Alpina’s next vehicle will be a tuned version of the jumbo-sized BMW X7, badged the XB7.
It’s set to launch in Australia early next year, offering even more performance than the bahn-storming BMW X7 M50i.
It delivers 457kW of power and 800Nm of torque from its fettled twin-turbocharged 4.4-litre V8 engine, compared to 390kW and 750Nm from the X7 M50i.
Modifications include two additional external water coolers, an enlarged transmission oil cooler and new intercoolers.
It has enough extra shove over the X7 M50i to do the 0-100km/h dash in just 4.2 seconds, five tenths of a second better than the M50i and identical to the upcoming Mercedes-AMG GLS 63.
The top speed is 290km/h, not that you’ll ever be able to reach that here in Australia.

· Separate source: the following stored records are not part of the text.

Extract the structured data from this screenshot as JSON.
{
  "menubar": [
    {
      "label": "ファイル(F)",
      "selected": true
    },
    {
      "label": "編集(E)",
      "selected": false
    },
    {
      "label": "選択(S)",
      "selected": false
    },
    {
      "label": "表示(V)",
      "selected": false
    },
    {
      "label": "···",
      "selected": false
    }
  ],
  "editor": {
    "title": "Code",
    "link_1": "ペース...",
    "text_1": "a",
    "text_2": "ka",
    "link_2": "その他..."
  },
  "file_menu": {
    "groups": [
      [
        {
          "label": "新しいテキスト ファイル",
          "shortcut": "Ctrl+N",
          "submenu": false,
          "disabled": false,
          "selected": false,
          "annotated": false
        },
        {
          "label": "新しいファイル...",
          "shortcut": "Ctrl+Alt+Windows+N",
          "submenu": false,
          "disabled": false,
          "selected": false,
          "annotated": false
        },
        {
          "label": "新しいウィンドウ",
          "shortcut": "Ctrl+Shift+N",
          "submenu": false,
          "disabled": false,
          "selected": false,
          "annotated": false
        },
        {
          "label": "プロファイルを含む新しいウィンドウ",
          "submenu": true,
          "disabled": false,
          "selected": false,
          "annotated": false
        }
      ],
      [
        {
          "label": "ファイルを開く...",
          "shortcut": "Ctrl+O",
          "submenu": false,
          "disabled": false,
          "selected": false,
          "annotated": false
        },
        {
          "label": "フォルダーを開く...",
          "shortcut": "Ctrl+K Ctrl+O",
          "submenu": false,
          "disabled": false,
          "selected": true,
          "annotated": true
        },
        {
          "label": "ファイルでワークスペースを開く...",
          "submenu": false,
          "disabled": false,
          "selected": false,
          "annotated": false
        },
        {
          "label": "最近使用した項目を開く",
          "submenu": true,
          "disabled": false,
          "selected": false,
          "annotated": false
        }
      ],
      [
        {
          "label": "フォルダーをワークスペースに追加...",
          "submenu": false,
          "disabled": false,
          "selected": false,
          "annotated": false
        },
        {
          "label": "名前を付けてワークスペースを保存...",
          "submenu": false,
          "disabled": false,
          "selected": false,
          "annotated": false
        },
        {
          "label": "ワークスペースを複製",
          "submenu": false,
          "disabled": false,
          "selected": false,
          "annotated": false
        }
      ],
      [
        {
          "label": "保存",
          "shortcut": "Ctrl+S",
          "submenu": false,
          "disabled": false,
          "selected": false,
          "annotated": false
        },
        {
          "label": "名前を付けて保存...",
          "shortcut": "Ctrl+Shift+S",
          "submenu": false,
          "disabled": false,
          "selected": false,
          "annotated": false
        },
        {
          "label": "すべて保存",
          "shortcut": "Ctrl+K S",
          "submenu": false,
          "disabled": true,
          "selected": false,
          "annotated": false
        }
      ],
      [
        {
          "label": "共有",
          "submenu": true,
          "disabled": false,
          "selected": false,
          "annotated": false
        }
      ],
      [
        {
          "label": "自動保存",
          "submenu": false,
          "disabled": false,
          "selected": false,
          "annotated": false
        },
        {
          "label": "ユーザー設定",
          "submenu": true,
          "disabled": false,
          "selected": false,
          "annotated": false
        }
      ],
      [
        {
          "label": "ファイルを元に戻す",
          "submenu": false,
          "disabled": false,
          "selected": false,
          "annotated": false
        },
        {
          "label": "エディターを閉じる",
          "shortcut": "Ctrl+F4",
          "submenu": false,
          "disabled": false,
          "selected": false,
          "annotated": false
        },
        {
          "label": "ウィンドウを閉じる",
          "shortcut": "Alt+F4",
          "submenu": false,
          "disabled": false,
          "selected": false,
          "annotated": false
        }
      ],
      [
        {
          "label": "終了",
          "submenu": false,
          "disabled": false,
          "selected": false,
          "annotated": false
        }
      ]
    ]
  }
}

It uses a ZF-sourced eight-speed automatic, through which power is delivered to all four wheels.
Under the WLTP combined cycle, the XB7 consumes an estimated 13.9L/100km when equipped with the standard 21-inch alloy wheels.
About those wheels: if you find them too small, you can option gargantuan 23-inch alloy wheels. These lightweight aluminium wheels are the largest ever fitted to an Alpina production vehicle and come wrapped in Pirelli P Zero ALP tyres.
Like the X7 M50i, the XB7 uses a two-axle adaptive air suspension which can be lowered by up to 40mm. There’s also Active Roll Stabilisation, an electronically-variable limited-slip differential at the rear, plus Integral Active Steering to help reduce the turning circle of this XL SUV.
Alpina has also fitted its own active exhaust system, with twin tailpipes poking out from a revised rear fascia.
Likewise, there’s a new front bumper with a slimmer air dam and fog light cut-outs and a prominent chrome bar.
Inside, you’ll find six or seven seats, available in Merino or optional Lavalina leather upholstery; the centre row can either be specified as a three-seater bench or as two individual seats.
The iDrive controller is finished in crystal glass with a lasered Alpina logo, while other Alpina touches inside include a blue illuminated gear selector switch, illuminated door sills, and an Alpina sport steering wheel in Lavalina leather with the firm’s trademark blue and green stitching.
Myrtle wood trim is standard, with piano black lacquer or natural walnut anthracite optional.
If the XB7’s cabin isn’t decadent enough for you, you can also contract the Alpina leather workshop to do unique stitching and embossing.
Pricing for the XB7 has yet to be announced but expect it to be higher than that of the X7 M50i, which retails for $175,900 before on-road costs.
In this stratosphere of high-performance, three-row SUVs, there’s little competition.
Audi’s SQ7 uses a twin-turbocharged 4.0-litre diesel V8, though it’s still able to hit 100km/h in 4.8 seconds – not as quick as the XB7, but not too shabby either. Plus, fuel consumption is almost half that of the Alpina, if you’re the kind of high-performance luxury SUV buyer who cares about such things.
The aforementioned Mercedes-AMG GLS 63 is also set to arrive in Australia sometime this year, while the Bentley Bentayga is even faster but considerably more expensive.
The XB7 is Alpina’s third tuned SUV. It currently offers only the XD3 here, a twin-turbocharged diesel version of the BMW X3. In other markets, it offers a similarly-specified version of the BMW X4 called the XD4.